▸ What you need to do
The answer should be each line of the records that contains the word "дверной"; please copy them all.

▸ Raw data
========================================

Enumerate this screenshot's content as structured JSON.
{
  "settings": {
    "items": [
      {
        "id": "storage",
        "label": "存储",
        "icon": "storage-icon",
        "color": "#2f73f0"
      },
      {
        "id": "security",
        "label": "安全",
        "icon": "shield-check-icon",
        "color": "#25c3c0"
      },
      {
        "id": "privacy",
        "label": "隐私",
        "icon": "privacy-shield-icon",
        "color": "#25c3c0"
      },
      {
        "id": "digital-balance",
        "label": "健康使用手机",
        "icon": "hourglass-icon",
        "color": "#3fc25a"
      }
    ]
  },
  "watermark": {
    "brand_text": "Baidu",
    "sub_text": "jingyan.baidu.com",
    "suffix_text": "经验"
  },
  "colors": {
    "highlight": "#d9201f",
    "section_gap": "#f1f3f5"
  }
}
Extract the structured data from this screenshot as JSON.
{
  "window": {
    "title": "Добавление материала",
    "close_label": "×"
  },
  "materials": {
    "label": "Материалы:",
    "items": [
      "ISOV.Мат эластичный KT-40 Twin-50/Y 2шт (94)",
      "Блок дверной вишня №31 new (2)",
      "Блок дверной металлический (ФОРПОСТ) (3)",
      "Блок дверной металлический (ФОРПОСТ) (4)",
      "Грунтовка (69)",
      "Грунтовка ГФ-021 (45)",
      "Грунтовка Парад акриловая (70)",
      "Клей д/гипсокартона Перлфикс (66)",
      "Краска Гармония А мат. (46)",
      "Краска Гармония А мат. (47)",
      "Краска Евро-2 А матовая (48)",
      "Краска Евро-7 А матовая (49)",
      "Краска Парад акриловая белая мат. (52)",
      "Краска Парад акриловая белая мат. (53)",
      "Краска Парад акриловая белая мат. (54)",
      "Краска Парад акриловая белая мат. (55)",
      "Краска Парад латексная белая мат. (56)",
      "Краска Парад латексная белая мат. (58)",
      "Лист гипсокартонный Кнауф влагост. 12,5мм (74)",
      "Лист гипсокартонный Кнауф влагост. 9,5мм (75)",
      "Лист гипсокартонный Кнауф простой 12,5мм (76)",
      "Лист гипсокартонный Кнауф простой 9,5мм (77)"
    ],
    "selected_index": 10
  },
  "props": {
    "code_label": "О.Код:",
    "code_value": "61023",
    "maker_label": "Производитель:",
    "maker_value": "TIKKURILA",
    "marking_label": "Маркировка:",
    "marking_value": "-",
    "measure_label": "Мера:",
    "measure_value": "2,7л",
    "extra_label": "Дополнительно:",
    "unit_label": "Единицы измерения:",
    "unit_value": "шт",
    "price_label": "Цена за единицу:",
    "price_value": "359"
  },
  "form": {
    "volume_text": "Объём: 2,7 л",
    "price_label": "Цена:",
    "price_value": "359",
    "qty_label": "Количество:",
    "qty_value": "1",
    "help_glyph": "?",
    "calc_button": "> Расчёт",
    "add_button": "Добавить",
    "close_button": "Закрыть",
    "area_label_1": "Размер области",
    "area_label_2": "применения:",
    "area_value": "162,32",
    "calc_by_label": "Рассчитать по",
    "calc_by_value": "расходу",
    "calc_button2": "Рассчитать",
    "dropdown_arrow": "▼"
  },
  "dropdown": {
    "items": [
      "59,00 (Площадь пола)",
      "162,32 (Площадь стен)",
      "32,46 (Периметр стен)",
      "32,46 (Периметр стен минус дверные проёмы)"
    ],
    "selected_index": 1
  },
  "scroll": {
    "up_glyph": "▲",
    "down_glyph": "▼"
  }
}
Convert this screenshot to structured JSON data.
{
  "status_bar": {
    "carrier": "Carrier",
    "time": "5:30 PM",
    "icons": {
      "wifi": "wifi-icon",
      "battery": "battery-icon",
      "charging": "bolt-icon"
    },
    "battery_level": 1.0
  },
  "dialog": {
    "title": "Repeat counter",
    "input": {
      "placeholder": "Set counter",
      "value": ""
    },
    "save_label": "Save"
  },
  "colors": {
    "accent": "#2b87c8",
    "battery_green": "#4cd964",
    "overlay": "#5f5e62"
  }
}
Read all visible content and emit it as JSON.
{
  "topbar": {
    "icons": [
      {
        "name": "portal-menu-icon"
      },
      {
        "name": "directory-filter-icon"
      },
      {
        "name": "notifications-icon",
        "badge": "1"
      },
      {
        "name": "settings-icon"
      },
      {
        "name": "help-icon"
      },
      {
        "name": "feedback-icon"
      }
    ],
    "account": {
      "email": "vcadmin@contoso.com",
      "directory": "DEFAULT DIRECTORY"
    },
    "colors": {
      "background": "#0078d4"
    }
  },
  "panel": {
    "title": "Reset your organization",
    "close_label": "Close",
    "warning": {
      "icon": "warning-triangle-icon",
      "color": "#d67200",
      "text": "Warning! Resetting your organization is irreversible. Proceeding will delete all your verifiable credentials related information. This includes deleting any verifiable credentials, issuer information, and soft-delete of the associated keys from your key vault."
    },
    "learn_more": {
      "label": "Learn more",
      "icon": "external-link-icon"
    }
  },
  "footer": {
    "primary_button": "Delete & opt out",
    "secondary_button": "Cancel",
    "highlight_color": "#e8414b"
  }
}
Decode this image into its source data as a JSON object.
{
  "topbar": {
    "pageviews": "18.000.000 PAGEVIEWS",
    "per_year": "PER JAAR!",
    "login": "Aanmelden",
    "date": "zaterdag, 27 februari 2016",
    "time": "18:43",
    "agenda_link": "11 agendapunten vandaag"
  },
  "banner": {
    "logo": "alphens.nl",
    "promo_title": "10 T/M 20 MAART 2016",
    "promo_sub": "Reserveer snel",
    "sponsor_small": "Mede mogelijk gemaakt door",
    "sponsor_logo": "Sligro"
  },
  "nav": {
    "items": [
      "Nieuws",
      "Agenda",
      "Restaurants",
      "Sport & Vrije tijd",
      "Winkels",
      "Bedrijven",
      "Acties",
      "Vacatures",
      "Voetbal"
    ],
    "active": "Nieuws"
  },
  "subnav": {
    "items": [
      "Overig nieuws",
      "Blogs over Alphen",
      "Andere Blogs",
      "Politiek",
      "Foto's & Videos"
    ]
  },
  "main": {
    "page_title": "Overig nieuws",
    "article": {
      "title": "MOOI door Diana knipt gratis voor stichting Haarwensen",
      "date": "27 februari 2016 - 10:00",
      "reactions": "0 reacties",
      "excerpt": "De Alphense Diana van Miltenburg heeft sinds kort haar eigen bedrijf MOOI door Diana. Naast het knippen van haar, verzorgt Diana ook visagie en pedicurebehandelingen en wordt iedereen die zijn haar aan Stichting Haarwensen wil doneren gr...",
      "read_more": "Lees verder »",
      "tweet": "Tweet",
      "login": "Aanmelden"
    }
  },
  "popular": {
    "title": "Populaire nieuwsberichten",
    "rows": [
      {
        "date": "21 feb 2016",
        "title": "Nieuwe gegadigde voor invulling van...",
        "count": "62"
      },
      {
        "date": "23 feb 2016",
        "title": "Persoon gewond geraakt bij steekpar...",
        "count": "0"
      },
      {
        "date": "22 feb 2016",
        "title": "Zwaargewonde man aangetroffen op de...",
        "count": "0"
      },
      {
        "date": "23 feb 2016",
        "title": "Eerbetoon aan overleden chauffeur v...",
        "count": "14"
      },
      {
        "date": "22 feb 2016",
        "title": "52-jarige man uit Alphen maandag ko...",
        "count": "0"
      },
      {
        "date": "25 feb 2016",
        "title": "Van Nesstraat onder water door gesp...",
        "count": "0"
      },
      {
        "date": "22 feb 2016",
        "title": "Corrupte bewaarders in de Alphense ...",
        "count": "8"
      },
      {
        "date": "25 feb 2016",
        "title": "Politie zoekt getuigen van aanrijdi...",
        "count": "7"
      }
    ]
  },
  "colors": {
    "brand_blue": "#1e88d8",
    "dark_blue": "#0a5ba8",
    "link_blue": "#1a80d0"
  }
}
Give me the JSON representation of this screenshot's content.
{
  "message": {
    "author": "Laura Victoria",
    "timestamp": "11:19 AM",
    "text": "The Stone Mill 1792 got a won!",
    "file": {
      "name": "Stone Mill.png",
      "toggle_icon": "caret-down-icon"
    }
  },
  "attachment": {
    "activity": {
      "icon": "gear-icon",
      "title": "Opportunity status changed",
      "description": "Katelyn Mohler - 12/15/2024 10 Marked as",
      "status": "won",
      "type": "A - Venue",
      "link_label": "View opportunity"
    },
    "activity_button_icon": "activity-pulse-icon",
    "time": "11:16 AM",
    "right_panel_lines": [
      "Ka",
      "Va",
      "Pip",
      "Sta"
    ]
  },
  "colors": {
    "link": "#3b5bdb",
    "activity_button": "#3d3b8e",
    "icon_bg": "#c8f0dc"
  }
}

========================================

▸ Written solution
      "Блок дверной вишня №31 new (2)",
      "Блок дверной металлический (ФОРПОСТ) (3)",
      "Блок дверной металлический (ФОРПОСТ) (4)",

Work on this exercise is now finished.